The Bulletin compiles news from in and around the U.S. South. We hope these posts will provide space for lively discussion and debate regarding issues of importance to those living in and intellectually engaging with the U.S. South.
- The 2012 United States presidential election results have led mapmakers and illustrators over the past week to search for new ways to visualize the geography of political power. Mark Newman, Paul Dirac Collegiate Professor of Physics at the University of Michigan, released a series of maps and cartograms depicting the state- and county-level results of the presidential election between Republican Mitt Romney and Democrat Barack Obama scaled by population density. Illustrator Chris Howard designed another map which overlays county-by-county election results with population density data as recorded in the 2010 census. This image, which depicts the electoral power of densely populated areas without distorting the shapes of the counties, provoked analysis, as in this piece by Sommer Mathis writing in The Atlantic Cities, about the importance of cities in deciding the election. Metropolitan areas in the U.S. South and elsewhere in the interior appear on the map as dense blue dots surrounded by rings of pink. The map illustrates how elections are decided on an urban/suburban basis, as Lydia DePillis argued in The New Republic. This distribution of political power is a consequence of the demographic shifts in cities like Atlanta since the Second World War, a topic discussed by Kevin Kruse in his 2005 Southern Spaces presentation "White Flight: The Strategies, Ideology, and Legacy of Segregationists in Atlanta."
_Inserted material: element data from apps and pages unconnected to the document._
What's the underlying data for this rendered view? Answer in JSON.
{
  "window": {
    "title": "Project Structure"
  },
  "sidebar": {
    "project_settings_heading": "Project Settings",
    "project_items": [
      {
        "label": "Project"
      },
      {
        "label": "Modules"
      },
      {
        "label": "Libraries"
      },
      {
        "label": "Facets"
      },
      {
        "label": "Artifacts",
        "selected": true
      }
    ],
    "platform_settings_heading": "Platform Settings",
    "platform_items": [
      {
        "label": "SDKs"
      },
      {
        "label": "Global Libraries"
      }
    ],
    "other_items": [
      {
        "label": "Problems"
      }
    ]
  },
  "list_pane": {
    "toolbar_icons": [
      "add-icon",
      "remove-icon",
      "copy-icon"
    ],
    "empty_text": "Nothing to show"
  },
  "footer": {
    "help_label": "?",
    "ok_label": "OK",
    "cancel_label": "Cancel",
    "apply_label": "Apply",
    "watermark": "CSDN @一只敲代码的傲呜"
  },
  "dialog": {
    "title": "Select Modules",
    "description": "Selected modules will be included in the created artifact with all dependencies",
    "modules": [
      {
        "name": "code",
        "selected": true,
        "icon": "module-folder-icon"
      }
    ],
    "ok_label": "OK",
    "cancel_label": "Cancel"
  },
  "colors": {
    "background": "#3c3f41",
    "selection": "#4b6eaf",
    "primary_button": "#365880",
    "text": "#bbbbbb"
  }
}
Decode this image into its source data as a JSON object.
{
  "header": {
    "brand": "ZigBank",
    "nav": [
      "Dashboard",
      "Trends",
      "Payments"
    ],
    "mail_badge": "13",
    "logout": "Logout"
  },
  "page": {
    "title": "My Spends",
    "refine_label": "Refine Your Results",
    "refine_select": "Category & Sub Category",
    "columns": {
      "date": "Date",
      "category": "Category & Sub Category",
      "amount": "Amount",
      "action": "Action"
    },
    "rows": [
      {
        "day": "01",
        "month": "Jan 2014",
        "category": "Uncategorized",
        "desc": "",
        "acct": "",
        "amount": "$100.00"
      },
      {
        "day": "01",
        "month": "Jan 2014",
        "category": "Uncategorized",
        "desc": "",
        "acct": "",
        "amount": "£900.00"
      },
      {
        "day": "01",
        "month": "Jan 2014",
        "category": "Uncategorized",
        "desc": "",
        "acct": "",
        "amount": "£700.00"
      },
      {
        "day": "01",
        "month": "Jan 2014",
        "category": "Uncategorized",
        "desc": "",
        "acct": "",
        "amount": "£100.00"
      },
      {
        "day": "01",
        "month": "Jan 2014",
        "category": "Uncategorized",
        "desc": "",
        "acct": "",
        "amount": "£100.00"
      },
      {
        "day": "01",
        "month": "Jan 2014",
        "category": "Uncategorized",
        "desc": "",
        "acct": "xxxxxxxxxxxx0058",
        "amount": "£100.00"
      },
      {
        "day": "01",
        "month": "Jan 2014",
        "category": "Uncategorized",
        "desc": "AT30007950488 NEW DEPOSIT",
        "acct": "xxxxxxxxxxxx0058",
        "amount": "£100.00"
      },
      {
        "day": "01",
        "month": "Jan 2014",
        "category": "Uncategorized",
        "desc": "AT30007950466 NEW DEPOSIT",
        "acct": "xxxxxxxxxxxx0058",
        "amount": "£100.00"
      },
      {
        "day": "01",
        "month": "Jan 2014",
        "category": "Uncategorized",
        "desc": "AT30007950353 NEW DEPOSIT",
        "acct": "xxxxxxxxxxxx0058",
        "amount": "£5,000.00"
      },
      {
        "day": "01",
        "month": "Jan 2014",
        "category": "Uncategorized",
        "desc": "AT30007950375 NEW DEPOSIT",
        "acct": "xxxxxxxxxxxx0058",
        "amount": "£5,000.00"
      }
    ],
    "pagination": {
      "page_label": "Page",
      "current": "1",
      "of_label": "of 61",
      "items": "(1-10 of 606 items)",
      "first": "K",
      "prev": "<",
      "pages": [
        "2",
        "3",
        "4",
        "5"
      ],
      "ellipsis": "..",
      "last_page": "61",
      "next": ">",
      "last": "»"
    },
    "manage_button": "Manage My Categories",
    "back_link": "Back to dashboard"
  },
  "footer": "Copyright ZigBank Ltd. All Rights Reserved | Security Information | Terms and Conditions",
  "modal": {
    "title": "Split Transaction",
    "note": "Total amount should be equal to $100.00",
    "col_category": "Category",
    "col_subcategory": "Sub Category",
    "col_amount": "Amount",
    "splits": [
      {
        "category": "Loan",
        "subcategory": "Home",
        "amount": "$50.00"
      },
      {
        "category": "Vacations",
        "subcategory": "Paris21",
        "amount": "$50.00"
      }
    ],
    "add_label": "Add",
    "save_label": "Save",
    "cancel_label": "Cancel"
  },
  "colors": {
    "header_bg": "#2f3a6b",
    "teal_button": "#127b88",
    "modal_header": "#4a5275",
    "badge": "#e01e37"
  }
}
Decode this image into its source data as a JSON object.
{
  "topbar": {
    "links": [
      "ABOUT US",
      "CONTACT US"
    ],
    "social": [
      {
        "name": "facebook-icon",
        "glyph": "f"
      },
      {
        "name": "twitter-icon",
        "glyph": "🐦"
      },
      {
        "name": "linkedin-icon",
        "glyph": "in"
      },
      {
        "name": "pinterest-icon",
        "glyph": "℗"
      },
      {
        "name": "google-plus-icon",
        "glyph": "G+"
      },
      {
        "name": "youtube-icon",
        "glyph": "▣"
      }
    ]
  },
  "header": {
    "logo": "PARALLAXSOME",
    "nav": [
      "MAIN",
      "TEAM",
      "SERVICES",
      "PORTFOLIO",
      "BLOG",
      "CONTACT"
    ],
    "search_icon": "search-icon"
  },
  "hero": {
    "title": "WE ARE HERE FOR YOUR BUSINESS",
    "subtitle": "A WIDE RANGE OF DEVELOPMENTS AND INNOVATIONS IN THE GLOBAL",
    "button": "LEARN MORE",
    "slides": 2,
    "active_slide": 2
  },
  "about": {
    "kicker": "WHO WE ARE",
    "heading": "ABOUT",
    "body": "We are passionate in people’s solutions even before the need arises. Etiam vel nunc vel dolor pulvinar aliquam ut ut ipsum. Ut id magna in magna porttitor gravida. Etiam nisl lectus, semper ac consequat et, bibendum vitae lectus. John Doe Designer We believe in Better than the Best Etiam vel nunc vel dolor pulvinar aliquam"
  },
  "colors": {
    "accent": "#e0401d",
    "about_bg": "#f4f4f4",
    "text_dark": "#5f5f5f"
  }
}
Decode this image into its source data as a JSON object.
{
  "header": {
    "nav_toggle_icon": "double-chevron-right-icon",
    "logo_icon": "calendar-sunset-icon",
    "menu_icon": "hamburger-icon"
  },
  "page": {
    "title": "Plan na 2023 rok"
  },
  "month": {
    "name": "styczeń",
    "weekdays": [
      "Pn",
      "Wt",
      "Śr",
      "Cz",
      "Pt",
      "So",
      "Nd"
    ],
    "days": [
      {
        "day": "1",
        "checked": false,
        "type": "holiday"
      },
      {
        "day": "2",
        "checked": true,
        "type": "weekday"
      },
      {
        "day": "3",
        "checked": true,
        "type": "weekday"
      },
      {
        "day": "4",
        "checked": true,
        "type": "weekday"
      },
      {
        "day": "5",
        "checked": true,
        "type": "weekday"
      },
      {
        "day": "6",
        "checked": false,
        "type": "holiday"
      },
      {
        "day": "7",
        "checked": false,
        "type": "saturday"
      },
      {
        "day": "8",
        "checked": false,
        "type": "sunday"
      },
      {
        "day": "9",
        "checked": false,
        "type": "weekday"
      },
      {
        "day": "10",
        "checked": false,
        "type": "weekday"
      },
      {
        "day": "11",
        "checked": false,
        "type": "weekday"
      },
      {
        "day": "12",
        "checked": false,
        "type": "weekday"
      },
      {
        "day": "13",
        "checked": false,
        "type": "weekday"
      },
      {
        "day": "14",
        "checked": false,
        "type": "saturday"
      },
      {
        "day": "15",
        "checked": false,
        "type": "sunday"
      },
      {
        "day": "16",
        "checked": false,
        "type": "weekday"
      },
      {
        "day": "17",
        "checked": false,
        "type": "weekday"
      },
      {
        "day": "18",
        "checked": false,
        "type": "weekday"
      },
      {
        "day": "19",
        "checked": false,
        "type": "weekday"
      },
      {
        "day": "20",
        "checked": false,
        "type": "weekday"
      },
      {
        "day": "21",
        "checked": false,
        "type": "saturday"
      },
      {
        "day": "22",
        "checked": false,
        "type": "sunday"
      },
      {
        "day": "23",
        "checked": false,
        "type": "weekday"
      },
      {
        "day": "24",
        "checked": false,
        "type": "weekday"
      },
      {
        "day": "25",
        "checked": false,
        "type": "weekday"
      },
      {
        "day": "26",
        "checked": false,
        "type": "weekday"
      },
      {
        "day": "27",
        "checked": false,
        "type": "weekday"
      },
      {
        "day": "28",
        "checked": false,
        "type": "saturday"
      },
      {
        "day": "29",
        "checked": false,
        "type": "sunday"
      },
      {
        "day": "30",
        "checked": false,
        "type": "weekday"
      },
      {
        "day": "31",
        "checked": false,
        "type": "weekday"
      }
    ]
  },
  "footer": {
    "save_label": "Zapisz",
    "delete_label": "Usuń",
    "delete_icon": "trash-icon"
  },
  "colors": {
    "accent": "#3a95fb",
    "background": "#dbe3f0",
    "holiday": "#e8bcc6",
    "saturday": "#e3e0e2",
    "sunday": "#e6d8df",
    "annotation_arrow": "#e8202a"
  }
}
- Post-election conversation has also focused on the continued dominance of the Republican Party in the U.S. South. In The New York Times, Campbell Robertson argued that the Republican coalition that has been characterized as a shrinking proportion of the population across much of the country remains dominant in a number of southern states. Remarking on the similar results of the 2008 presidential election in his Southern Spaces piece "The U.S. South and the 2008 Election," Joseph Crespino tied rhetoric about Republican political dominance in the U.S. South to the rise of the Sun Belt and noted that populations in several southern states voted in favor of Obama. Crespino's analysis remains a useful reminder that the U.S. South is a heterogenous section of the country.